Sections 212-214 of the Antitrust Criminal Penalty Enhancement and Reform Act (“ACPERA”)[1] might live to see another day. On June 25, 2020, the U.S. House of Representatives and Senate passed identical bills, H.R. 7036 and S. 3377, repealing the Act’s sunset provision.[2] ACPERA, enacted in 2004, aimed to encourage antitrust violators to cooperate with government prosecutors and private litigants in antitrust cases. The carrot: if an amnesty applicant into the Department of Justice’s Antitrust Division’s leniency program provided “satisfactory cooperation” to plaintiffs, the applicant’s Sherman Act (or similar state law) civil damages could be reduced to actual, instead of treble,… Read more

Jun 5, 2020

The Failing Firm Defense and Miraculous Recoveries: The Federal Trade Commission’s Warning to Merging Parties and Counsel during COVID-19

Competition Law

The Federal Trade Commission has issued a number of statements regarding its intention to enforce United States antitrust laws during COVID-19. The head of the FTC’s Bureau of Competition, Ian Conner, echoed this commitment in his blog post on May 27, 2020. In the post, Conner stated that the FTC will continue to closely scrutinize failing firm claims by merging parties.[1] Consumers, he said, “deserve the protection of the antitrust laws now as much as ever.”[2] The failing firm defense usually involves the argument that the acquired and the acquiring firms are failing, “which presumably would justify the merger on… Read more

May 21, 2020

COVID-19 and Competition: Antitrust Law During the Global Pandemic


Overview COVID-19’s rapid spread has necessitated collaborations to equip communities with the proper tools to combat the disease.
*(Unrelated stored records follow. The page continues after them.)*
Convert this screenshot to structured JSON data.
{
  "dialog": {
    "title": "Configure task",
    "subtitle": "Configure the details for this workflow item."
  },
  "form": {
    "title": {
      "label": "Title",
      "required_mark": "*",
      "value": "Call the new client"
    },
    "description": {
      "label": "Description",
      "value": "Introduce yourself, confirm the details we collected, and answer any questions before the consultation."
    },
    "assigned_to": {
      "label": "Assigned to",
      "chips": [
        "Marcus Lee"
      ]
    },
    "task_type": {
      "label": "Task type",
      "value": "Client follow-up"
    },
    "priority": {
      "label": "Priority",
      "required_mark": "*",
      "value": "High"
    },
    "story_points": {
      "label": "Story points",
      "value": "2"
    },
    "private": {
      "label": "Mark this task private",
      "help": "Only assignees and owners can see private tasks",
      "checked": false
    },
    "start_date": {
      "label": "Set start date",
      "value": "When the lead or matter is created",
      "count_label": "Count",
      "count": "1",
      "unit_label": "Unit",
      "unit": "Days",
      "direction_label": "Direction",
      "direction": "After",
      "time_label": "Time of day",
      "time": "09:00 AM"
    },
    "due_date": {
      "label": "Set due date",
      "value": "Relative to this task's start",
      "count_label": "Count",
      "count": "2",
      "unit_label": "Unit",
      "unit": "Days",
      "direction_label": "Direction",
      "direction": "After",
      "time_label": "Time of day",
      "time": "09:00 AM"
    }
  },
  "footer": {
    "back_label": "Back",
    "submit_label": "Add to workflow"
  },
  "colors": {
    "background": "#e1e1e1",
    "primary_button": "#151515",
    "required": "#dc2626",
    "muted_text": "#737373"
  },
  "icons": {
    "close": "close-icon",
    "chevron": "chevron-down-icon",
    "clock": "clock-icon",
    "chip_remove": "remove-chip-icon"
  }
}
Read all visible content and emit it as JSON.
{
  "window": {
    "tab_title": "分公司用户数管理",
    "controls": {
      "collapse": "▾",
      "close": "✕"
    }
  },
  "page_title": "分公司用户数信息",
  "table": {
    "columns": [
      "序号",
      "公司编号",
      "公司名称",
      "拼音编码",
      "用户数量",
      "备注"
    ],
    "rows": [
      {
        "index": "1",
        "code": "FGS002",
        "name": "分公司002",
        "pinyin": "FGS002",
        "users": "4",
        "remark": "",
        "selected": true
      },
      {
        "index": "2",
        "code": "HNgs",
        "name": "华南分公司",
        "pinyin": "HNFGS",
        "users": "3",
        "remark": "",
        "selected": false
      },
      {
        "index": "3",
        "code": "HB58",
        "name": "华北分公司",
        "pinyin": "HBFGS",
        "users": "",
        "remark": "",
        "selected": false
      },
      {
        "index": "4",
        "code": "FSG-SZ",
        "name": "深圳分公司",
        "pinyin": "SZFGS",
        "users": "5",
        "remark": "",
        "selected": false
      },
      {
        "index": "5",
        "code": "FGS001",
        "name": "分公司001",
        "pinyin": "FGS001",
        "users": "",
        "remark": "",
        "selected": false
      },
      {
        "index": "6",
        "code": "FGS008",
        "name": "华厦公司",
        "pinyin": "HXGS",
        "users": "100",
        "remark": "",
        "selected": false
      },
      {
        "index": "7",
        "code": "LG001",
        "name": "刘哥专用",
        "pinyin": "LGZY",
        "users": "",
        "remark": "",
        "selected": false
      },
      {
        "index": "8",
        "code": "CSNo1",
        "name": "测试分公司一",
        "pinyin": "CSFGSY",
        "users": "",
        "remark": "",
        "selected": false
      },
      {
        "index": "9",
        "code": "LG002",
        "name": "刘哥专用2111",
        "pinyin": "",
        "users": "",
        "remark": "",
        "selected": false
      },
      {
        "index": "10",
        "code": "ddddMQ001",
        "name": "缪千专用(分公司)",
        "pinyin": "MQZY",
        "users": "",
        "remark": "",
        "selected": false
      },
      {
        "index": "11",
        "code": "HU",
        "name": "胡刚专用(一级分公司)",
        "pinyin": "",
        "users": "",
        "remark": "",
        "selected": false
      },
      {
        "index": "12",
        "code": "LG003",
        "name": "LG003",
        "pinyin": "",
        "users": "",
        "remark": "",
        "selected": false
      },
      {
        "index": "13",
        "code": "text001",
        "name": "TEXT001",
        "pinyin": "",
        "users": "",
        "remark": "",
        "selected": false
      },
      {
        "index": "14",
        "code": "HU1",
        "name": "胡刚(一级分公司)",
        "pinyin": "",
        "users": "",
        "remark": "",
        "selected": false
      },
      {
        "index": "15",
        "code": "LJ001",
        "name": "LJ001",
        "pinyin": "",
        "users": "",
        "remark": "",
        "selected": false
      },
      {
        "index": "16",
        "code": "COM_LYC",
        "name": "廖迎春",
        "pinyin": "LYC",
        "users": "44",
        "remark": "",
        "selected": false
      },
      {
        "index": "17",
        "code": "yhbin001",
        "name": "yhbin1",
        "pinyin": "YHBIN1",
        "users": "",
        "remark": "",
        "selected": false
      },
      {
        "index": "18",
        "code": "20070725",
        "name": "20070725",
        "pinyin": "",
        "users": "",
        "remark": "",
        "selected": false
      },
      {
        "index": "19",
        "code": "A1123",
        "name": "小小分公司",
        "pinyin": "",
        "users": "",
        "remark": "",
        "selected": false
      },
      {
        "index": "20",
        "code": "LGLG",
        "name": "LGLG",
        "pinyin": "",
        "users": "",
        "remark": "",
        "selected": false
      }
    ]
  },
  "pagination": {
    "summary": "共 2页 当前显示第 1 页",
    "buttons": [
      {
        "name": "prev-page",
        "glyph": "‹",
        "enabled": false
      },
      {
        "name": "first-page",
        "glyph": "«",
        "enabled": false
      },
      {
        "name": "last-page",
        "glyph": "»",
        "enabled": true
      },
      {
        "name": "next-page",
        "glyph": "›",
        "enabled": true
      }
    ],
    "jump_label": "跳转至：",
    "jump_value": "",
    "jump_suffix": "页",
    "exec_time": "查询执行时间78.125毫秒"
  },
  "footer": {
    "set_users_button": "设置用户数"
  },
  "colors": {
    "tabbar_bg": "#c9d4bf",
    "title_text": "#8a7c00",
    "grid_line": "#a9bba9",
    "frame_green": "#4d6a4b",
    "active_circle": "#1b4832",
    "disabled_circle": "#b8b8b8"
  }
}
Many have risen to the occasion and worked tirelessly to help protect the health and safety of the United States.  As the DOJ and FTC (the “Agencies”) put it in their March 24th Joint Antitrust Statement, however, “others may use [COVID-19] as an opportunity to subvert competition or prey on vulnerable Americans.”[1] The FTC, DOJ, and Trump Administration have taken measures to guide businesses on how to collaborate legally and have sent forceful reminders about the repercussions of violating antitrust laws during… Read more